Exercise objective: Strip the pictures, then copy the remaining data exactly as it stands.

[Opening Exercise data section]

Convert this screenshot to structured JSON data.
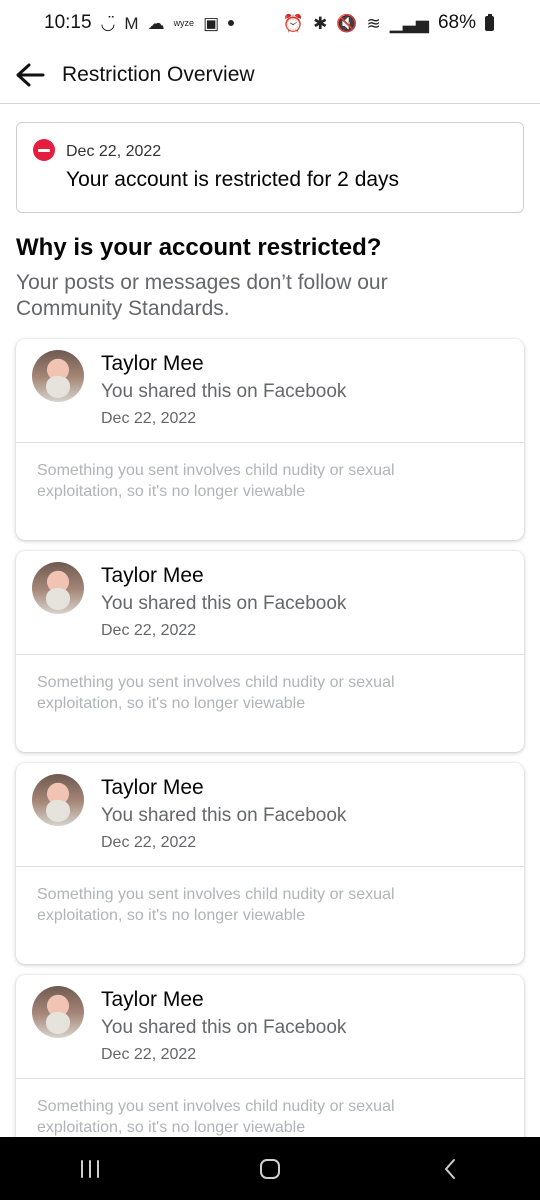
{
  "status_bar": {
    "time": "10:15",
    "battery": "68%",
    "left_icons": [
      "face-icon",
      "gmail-icon",
      "cloud-icon",
      "wyze-icon",
      "gallery-icon",
      "dot-icon"
    ],
    "right_icons": [
      "alarm-icon",
      "bluetooth-icon",
      "mute-icon",
      "wifi-icon",
      "signal-icon",
      "battery-icon"
    ]
  },
  "header": {
    "title": "Restriction Overview",
    "back_icon": "arrow-left-icon"
  },
  "banner": {
    "date": "Dec 22, 2022",
    "message": "Your account is restricted for 2 days",
    "icon": "restriction-icon",
    "icon_color": "#e41e3f"
  },
  "section": {
    "heading": "Why is your account restricted?",
    "description": "Your posts or messages don’t follow our Community Standards."
  },
  "posts": [
    {
      "name": "Taylor Mee",
      "subtitle": "You shared this on Facebook",
      "date": "Dec 22, 2022",
      "notice": "Something you sent involves child nudity or sexual exploitation, so it's no longer viewable"
    },
    {
      "name": "Taylor Mee",
      "subtitle": "You shared this on Facebook",
      "date": "Dec 22, 2022",
      "notice": "Something you sent involves child nudity or sexual exploitation, so it's no longer viewable"
    },
    {
      "name": "Taylor Mee",
      "subtitle": "You shared this on Facebook",
      "date": "Dec 22, 2022",
      "notice": "Something you sent involves child nudity or sexual exploitation, so it's no longer viewable"
    },
    {
      "name": "Taylor Mee",
      "subtitle": "You shared this on Facebook",
      "date": "Dec 22, 2022",
      "notice": "Something you sent involves child nudity or sexual exploitation, so it's no longer viewable"
    }
  ],
  "nav_bar": {
    "buttons": [
      "recent-apps-icon",
      "home-icon",
      "back-icon"
    ]
  }
}
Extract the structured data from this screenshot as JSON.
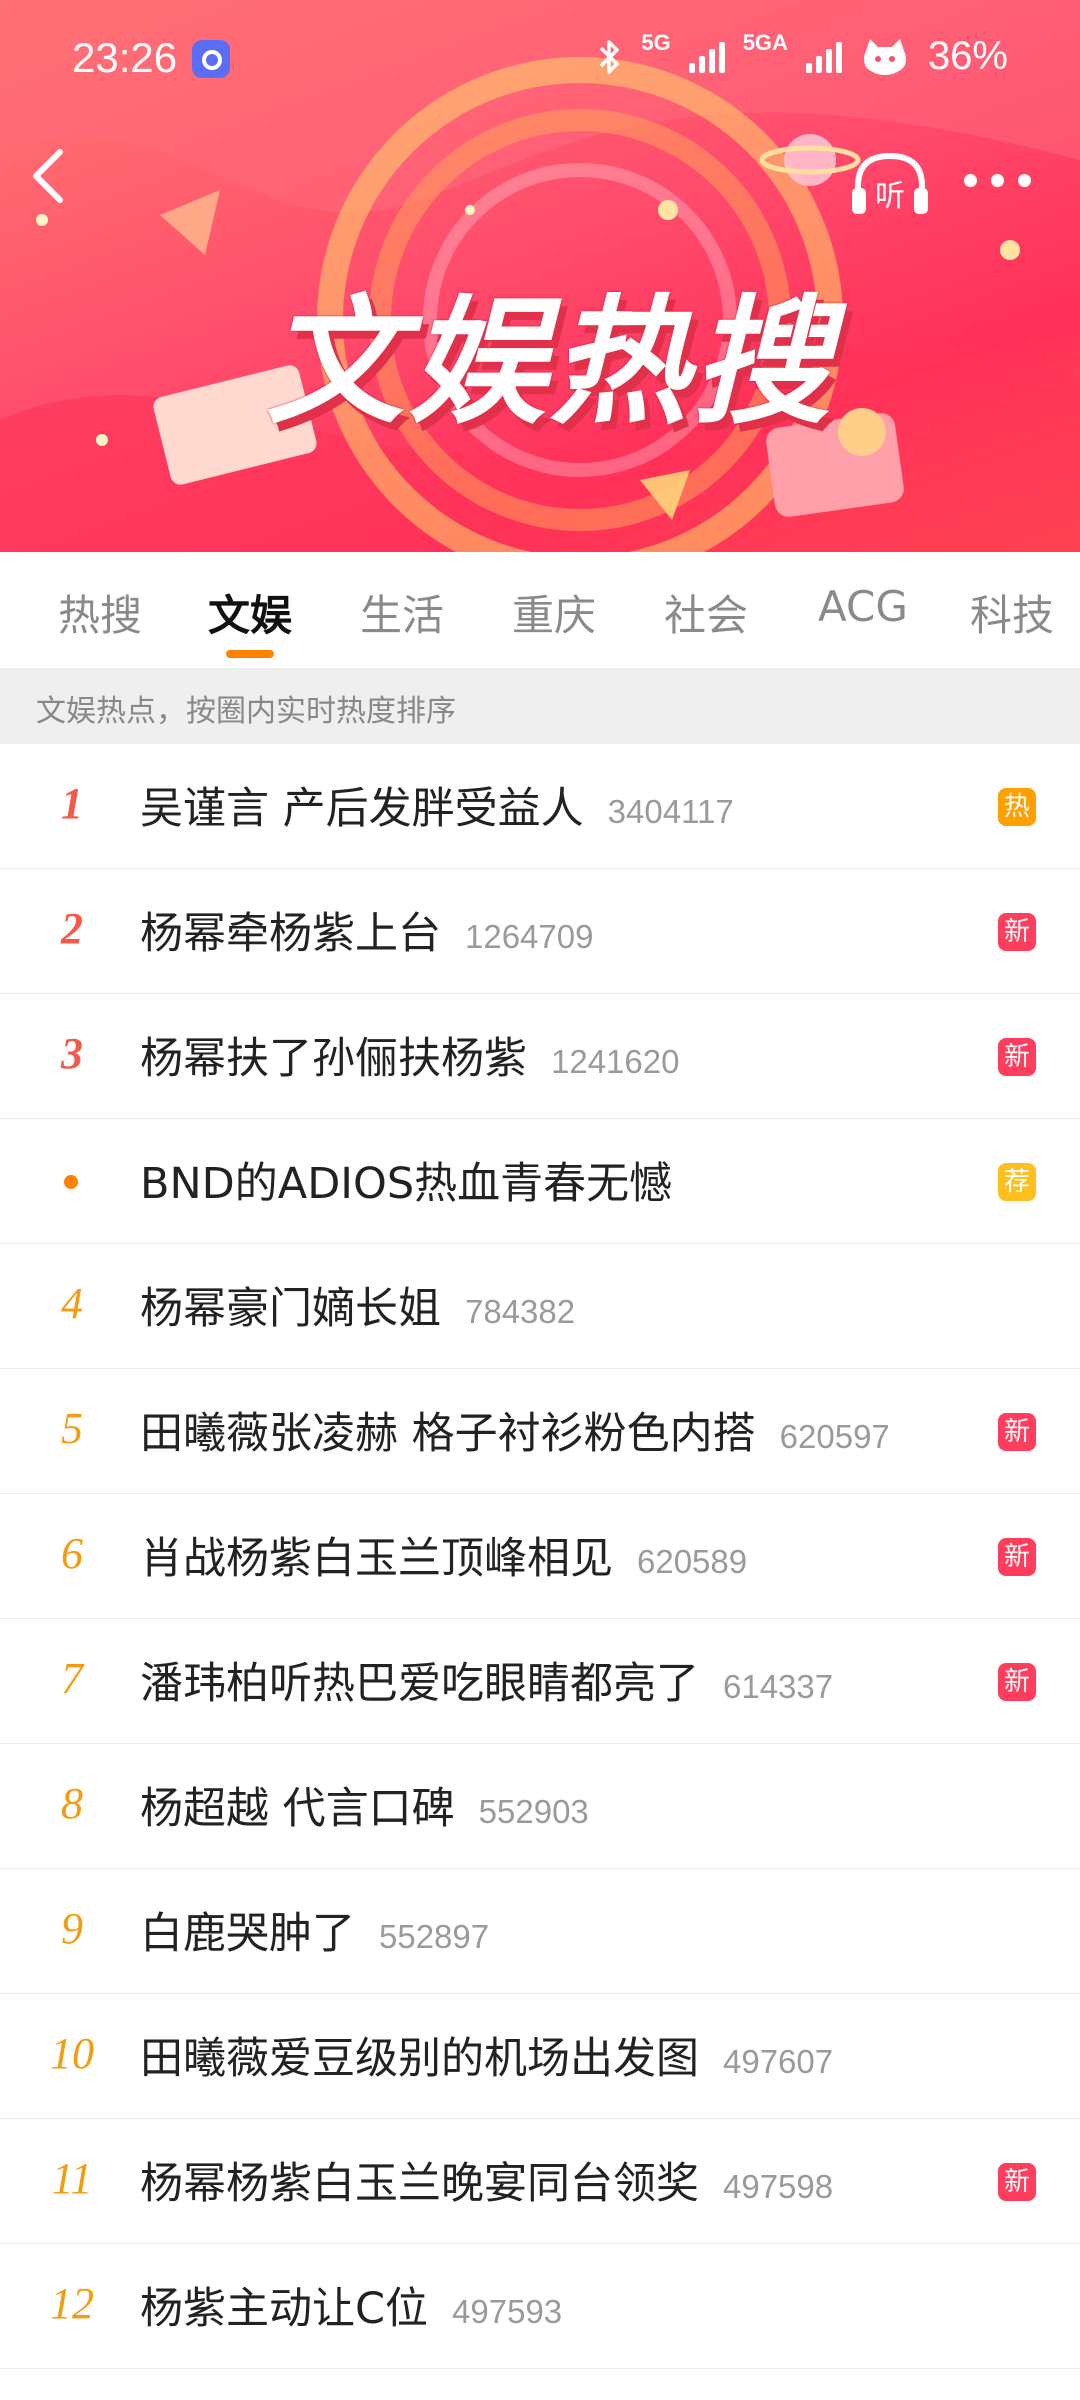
{
  "status_bar": {
    "time": "23:26",
    "network1": "5G",
    "network2": "5GA",
    "battery": "36%"
  },
  "banner": {
    "title": "文娱热搜",
    "listen_label": "听"
  },
  "tabs": [
    {
      "label": "热搜"
    },
    {
      "label": "文娱"
    },
    {
      "label": "生活"
    },
    {
      "label": "重庆"
    },
    {
      "label": "社会"
    },
    {
      "label": "ACG"
    },
    {
      "label": "科技"
    }
  ],
  "active_tab": "文娱",
  "info_text": "文娱热点，按圈内实时热度排序",
  "items": [
    {
      "rank": "1",
      "title": "吴谨言 产后发胖受益人",
      "count": "3404117",
      "badge": "热"
    },
    {
      "rank": "2",
      "title": "杨幂牵杨紫上台",
      "count": "1264709",
      "badge": "新"
    },
    {
      "rank": "3",
      "title": "杨幂扶了孙俪扶杨紫",
      "count": "1241620",
      "badge": "新"
    },
    {
      "rank": "",
      "title": "BND的ADIOS热血青春无憾",
      "count": "",
      "badge": "荐"
    },
    {
      "rank": "4",
      "title": "杨幂豪门嫡长姐",
      "count": "784382",
      "badge": ""
    },
    {
      "rank": "5",
      "title": "田曦薇张凌赫 格子衬衫粉色内搭",
      "count": "620597",
      "badge": "新"
    },
    {
      "rank": "6",
      "title": "肖战杨紫白玉兰顶峰相见",
      "count": "620589",
      "badge": "新"
    },
    {
      "rank": "7",
      "title": "潘玮柏听热巴爱吃眼睛都亮了",
      "count": "614337",
      "badge": "新"
    },
    {
      "rank": "8",
      "title": "杨超越 代言口碑",
      "count": "552903",
      "badge": ""
    },
    {
      "rank": "9",
      "title": "白鹿哭肿了",
      "count": "552897",
      "badge": ""
    },
    {
      "rank": "10",
      "title": "田曦薇爱豆级别的机场出发图",
      "count": "497607",
      "badge": ""
    },
    {
      "rank": "11",
      "title": "杨幂杨紫白玉兰晚宴同台领奖",
      "count": "497598",
      "badge": "新"
    },
    {
      "rank": "12",
      "title": "杨紫主动让C位",
      "count": "497593",
      "badge": ""
    }
  ],
  "colors": {
    "accent": "#ff8200",
    "rank_top": "#f25a49",
    "rank_other": "#f39c12",
    "badge_hot": "#ffa000",
    "badge_new": "#ff3e5e",
    "badge_rec": "#ffbf1f"
  },
  "icons": {
    "back": "chevron-left-icon",
    "listen": "headphones-icon",
    "more": "more-dots-icon",
    "bluetooth": "bluetooth-icon"
  }
}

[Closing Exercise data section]

Your solution:
Convert this screenshot to structured JSON data.
{
  "status_bar": {
    "time": "10:15",
    "battery": "68%",
    "left_icons": [
      "face-icon",
      "gmail-icon",
      "cloud-icon",
      "wyze-icon",
      "gallery-icon",
      "dot-icon"
    ],
    "right_icons": [
      "alarm-icon",
      "bluetooth-icon",
      "mute-icon",
      "wifi-icon",
      "signal-icon",
      "battery-icon"
    ]
  },
  "header": {
    "title": "Restriction Overview",
    "back_icon": "arrow-left-icon"
  },
  "banner": {
    "date": "Dec 22, 2022",
    "message": "Your account is restricted for 2 days",
    "icon": "restriction-icon",
    "icon_color": "#e41e3f"
  },
  "section": {
    "heading": "Why is your account restricted?",
    "description": "Your posts or messages don’t follow our Community Standards."
  },
  "posts": [
    {
      "name": "Taylor Mee",
      "subtitle": "You shared this on Facebook",
      "date": "Dec 22, 2022",
      "notice": "Something you sent involves child nudity or sexual exploitation, so it's no longer viewable"
    },
    {
      "name": "Taylor Mee",
      "subtitle": "You shared this on Facebook",
      "date": "Dec 22, 2022",
      "notice": "Something you sent involves child nudity or sexual exploitation, so it's no longer viewable"
    },
    {
      "name": "Taylor Mee",
      "subtitle": "You shared this on Facebook",
      "date": "Dec 22, 2022",
      "notice": "Something you sent involves child nudity or sexual exploitation, so it's no longer viewable"
    },
    {
      "name": "Taylor Mee",
      "subtitle": "You shared this on Facebook",
      "date": "Dec 22, 2022",
      "notice": "Something you sent involves child nudity or sexual exploitation, so it's no longer viewable"
    }
  ],
  "nav_bar": {
    "buttons": [
      "recent-apps-icon",
      "home-icon",
      "back-icon"
    ]
  }
}
Extract the structured data from this screenshot as JSON.
{
  "status_bar": {
    "time": "23:26",
    "network1": "5G",
    "network2": "5GA",
    "battery": "36%"
  },
  "banner": {
    "title": "文娱热搜",
    "listen_label": "听"
  },
  "tabs": [
    {
      "label": "热搜"
    },
    {
      "label": "文娱"
    },
    {
      "label": "生活"
    },
    {
      "label": "重庆"
    },
    {
      "label": "社会"
    },
    {
      "label": "ACG"
    },
    {
      "label": "科技"
    }
  ],
  "active_tab": "文娱",
  "info_text": "文娱热点，按圈内实时热度排序",
  "items": [
    {
      "rank": "1",
      "title": "吴谨言 产后发胖受益人",
      "count": "3404117",
      "badge": "热"
    },
    {
      "rank": "2",
      "title": "杨幂牵杨紫上台",
      "count": "1264709",
      "badge": "新"
    },
    {
      "rank": "3",
      "title": "杨幂扶了孙俪扶杨紫",
      "count": "1241620",
      "badge": "新"
    },
    {
      "rank": "",
      "title": "BND的ADIOS热血青春无憾",
      "count": "",
      "badge": "荐"
    },
    {
      "rank": "4",
      "title": "杨幂豪门嫡长姐",
      "count": "784382",
      "badge": ""
    },
    {
      "rank": "5",
      "title": "田曦薇张凌赫 格子衬衫粉色内搭",
      "count": "620597",
      "badge": "新"
    },
    {
      "rank": "6",
      "title": "肖战杨紫白玉兰顶峰相见",
      "count": "620589",
      "badge": "新"
    },
    {
      "rank": "7",
      "title": "潘玮柏听热巴爱吃眼睛都亮了",
      "count": "614337",
      "badge": "新"
    },
    {
      "rank": "8",
      "title": "杨超越 代言口碑",
      "count": "552903",
      "badge": ""
    },
    {
      "rank": "9",
      "title": "白鹿哭肿了",
      "count": "552897",
      "badge": ""
    },
    {
      "rank": "10",
      "title": "田曦薇爱豆级别的机场出发图",
      "count": "497607",
      "badge": ""
    },
    {
      "rank": "11",
      "title": "杨幂杨紫白玉兰晚宴同台领奖",
      "count": "497598",
      "badge": "新"
    },
    {
      "rank": "12",
      "title": "杨紫主动让C位",
      "count": "497593",
      "badge": ""
    }
  ],
  "colors": {
    "accent": "#ff8200",
    "rank_top": "#f25a49",
    "rank_other": "#f39c12",
    "badge_hot": "#ffa000",
    "badge_new": "#ff3e5e",
    "badge_rec": "#ffbf1f"
  },
  "icons": {
    "back": "chevron-left-icon",
    "listen": "headphones-icon",
    "more": "more-dots-icon",
    "bluetooth": "bluetooth-icon"
  }
}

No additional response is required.